*INSTRUCTIONS TO FOLLOW*: For each entry, return the text exactly and omit any image.

Items listed in a dataset:
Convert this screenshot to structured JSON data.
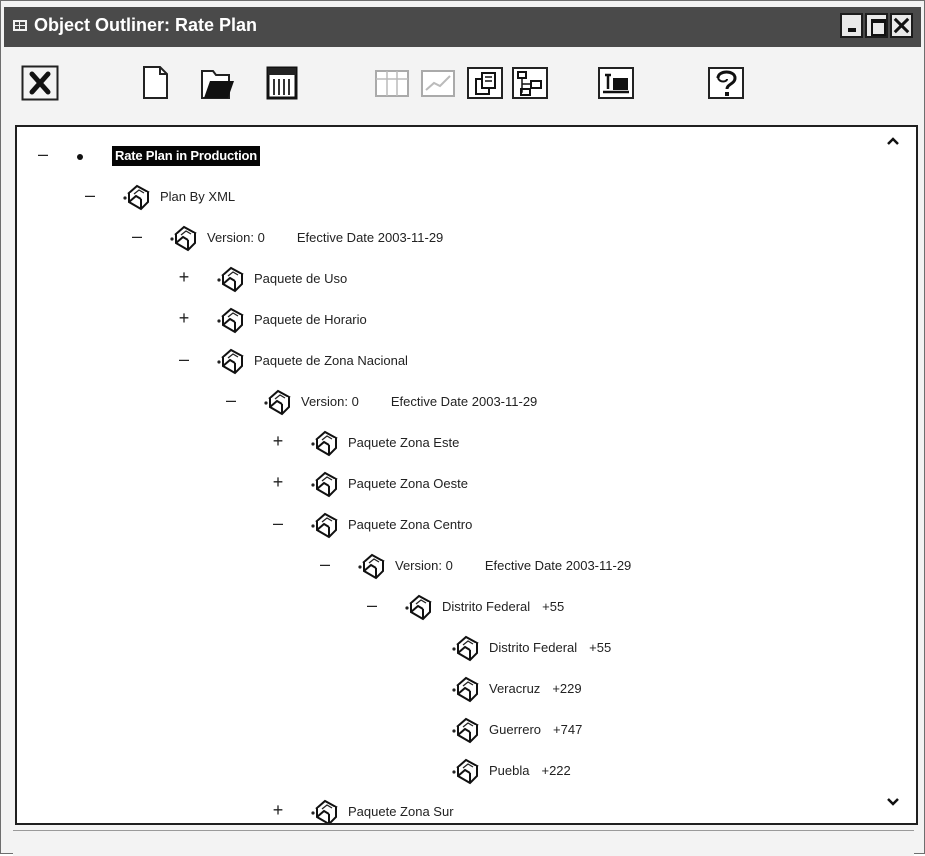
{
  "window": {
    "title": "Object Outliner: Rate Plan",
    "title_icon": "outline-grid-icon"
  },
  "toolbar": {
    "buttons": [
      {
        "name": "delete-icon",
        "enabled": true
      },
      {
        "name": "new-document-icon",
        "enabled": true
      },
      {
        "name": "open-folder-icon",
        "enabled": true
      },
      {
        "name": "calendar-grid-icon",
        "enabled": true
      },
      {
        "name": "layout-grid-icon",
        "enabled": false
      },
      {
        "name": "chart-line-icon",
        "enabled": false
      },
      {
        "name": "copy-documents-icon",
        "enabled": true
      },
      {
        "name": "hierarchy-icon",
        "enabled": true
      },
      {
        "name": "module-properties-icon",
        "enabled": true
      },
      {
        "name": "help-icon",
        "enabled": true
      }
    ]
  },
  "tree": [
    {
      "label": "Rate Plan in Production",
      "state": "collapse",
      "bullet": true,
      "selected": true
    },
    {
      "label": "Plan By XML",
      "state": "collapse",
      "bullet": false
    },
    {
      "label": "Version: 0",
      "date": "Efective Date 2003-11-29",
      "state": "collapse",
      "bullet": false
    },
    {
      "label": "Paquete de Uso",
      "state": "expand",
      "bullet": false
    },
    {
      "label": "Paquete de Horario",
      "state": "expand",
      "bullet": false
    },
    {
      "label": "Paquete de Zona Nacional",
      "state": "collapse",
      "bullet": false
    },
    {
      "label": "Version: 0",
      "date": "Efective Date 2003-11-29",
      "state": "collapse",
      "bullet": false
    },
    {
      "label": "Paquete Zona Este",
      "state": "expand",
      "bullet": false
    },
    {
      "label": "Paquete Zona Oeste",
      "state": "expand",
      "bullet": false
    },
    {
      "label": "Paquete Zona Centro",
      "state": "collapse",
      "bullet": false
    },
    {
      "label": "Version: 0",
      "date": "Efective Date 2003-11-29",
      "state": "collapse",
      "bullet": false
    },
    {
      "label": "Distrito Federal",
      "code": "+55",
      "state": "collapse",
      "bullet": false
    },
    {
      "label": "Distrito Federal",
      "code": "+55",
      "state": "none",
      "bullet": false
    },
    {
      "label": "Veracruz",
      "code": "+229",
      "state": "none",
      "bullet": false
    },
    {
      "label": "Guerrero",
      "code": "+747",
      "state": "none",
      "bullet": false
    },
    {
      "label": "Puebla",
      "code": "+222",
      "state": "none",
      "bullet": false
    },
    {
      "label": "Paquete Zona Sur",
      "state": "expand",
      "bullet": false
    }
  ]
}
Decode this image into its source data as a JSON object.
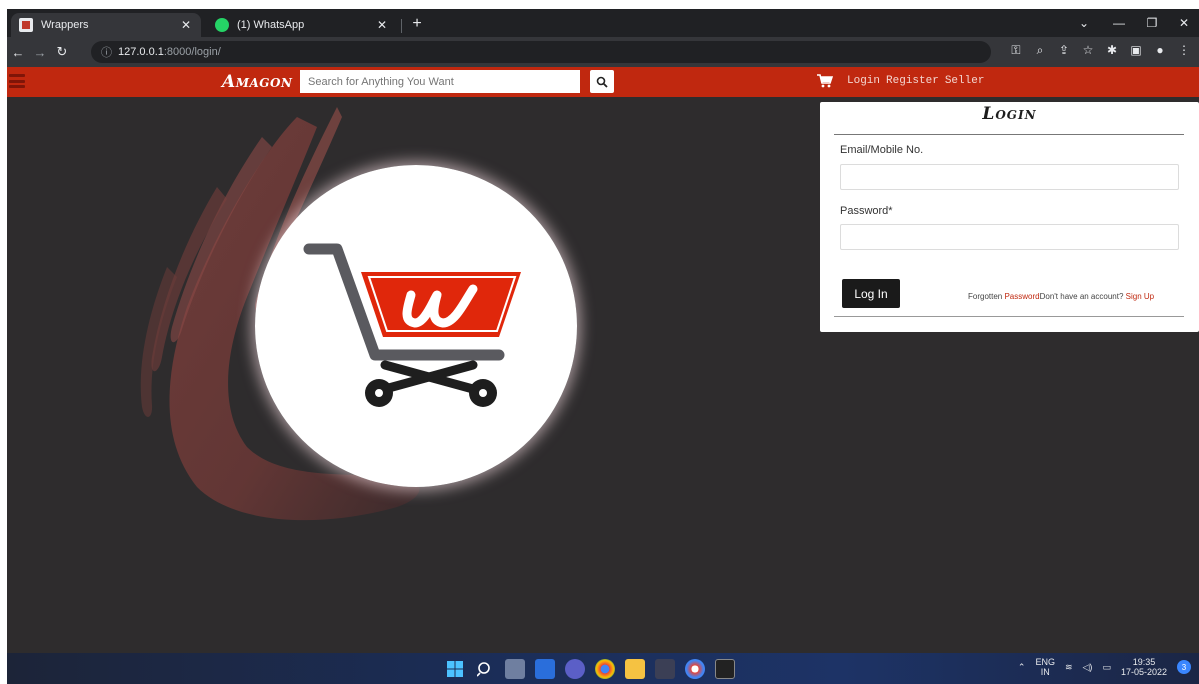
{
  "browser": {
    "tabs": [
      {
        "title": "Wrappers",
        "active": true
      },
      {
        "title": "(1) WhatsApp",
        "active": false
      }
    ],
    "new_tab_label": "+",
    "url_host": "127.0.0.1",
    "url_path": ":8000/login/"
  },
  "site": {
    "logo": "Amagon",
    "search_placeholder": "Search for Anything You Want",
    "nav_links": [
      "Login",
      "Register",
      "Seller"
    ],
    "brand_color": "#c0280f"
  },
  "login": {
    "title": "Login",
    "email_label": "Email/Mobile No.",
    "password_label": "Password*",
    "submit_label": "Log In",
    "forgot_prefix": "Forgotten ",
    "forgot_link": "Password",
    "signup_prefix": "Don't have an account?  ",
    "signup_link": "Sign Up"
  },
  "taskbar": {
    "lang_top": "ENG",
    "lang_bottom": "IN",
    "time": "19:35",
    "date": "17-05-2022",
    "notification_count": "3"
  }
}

*RESPONSE TO THE EXERCISE*:
Convert this screenshot to structured JSON data.
{
  "window": {
    "title": "Object Outliner: Rate Plan",
    "title_icon": "outline-grid-icon"
  },
  "toolbar": {
    "buttons": [
      {
        "name": "delete-icon",
        "enabled": true
      },
      {
        "name": "new-document-icon",
        "enabled": true
      },
      {
        "name": "open-folder-icon",
        "enabled": true
      },
      {
        "name": "calendar-grid-icon",
        "enabled": true
      },
      {
        "name": "layout-grid-icon",
        "enabled": false
      },
      {
        "name": "chart-line-icon",
        "enabled": false
      },
      {
        "name": "copy-documents-icon",
        "enabled": true
      },
      {
        "name": "hierarchy-icon",
        "enabled": true
      },
      {
        "name": "module-properties-icon",
        "enabled": true
      },
      {
        "name": "help-icon",
        "enabled": true
      }
    ]
  },
  "tree": [
    {
      "label": "Rate Plan in Production",
      "state": "collapse",
      "bullet": true,
      "selected": true
    },
    {
      "label": "Plan By XML",
      "state": "collapse",
      "bullet": false
    },
    {
      "label": "Version: 0",
      "date": "Efective Date 2003-11-29",
      "state": "collapse",
      "bullet": false
    },
    {
      "label": "Paquete de Uso",
      "state": "expand",
      "bullet": false
    },
    {
      "label": "Paquete de Horario",
      "state": "expand",
      "bullet": false
    },
    {
      "label": "Paquete de Zona Nacional",
      "state": "collapse",
      "bullet": false
    },
    {
      "label": "Version: 0",
      "date": "Efective Date 2003-11-29",
      "state": "collapse",
      "bullet": false
    },
    {
      "label": "Paquete Zona Este",
      "state": "expand",
      "bullet": false
    },
    {
      "label": "Paquete Zona Oeste",
      "state": "expand",
      "bullet": false
    },
    {
      "label": "Paquete Zona Centro",
      "state": "collapse",
      "bullet": false
    },
    {
      "label": "Version: 0",
      "date": "Efective Date 2003-11-29",
      "state": "collapse",
      "bullet": false
    },
    {
      "label": "Distrito Federal",
      "code": "+55",
      "state": "collapse",
      "bullet": false
    },
    {
      "label": "Distrito Federal",
      "code": "+55",
      "state": "none",
      "bullet": false
    },
    {
      "label": "Veracruz",
      "code": "+229",
      "state": "none",
      "bullet": false
    },
    {
      "label": "Guerrero",
      "code": "+747",
      "state": "none",
      "bullet": false
    },
    {
      "label": "Puebla",
      "code": "+222",
      "state": "none",
      "bullet": false
    },
    {
      "label": "Paquete Zona Sur",
      "state": "expand",
      "bullet": false
    }
  ]
}
Decode this image into its source data as a JSON object.
{
  "browser": {
    "tabs": [
      {
        "title": "Wrappers",
        "active": true
      },
      {
        "title": "(1) WhatsApp",
        "active": false
      }
    ],
    "new_tab_label": "+",
    "url_host": "127.0.0.1",
    "url_path": ":8000/login/"
  },
  "site": {
    "logo": "Amagon",
    "search_placeholder": "Search for Anything You Want",
    "nav_links": [
      "Login",
      "Register",
      "Seller"
    ],
    "brand_color": "#c0280f"
  },
  "login": {
    "title": "Login",
    "email_label": "Email/Mobile No.",
    "password_label": "Password*",
    "submit_label": "Log In",
    "forgot_prefix": "Forgotten ",
    "forgot_link": "Password",
    "signup_prefix": "Don't have an account?  ",
    "signup_link": "Sign Up"
  },
  "taskbar": {
    "lang_top": "ENG",
    "lang_bottom": "IN",
    "time": "19:35",
    "date": "17-05-2022",
    "notification_count": "3"
  }
}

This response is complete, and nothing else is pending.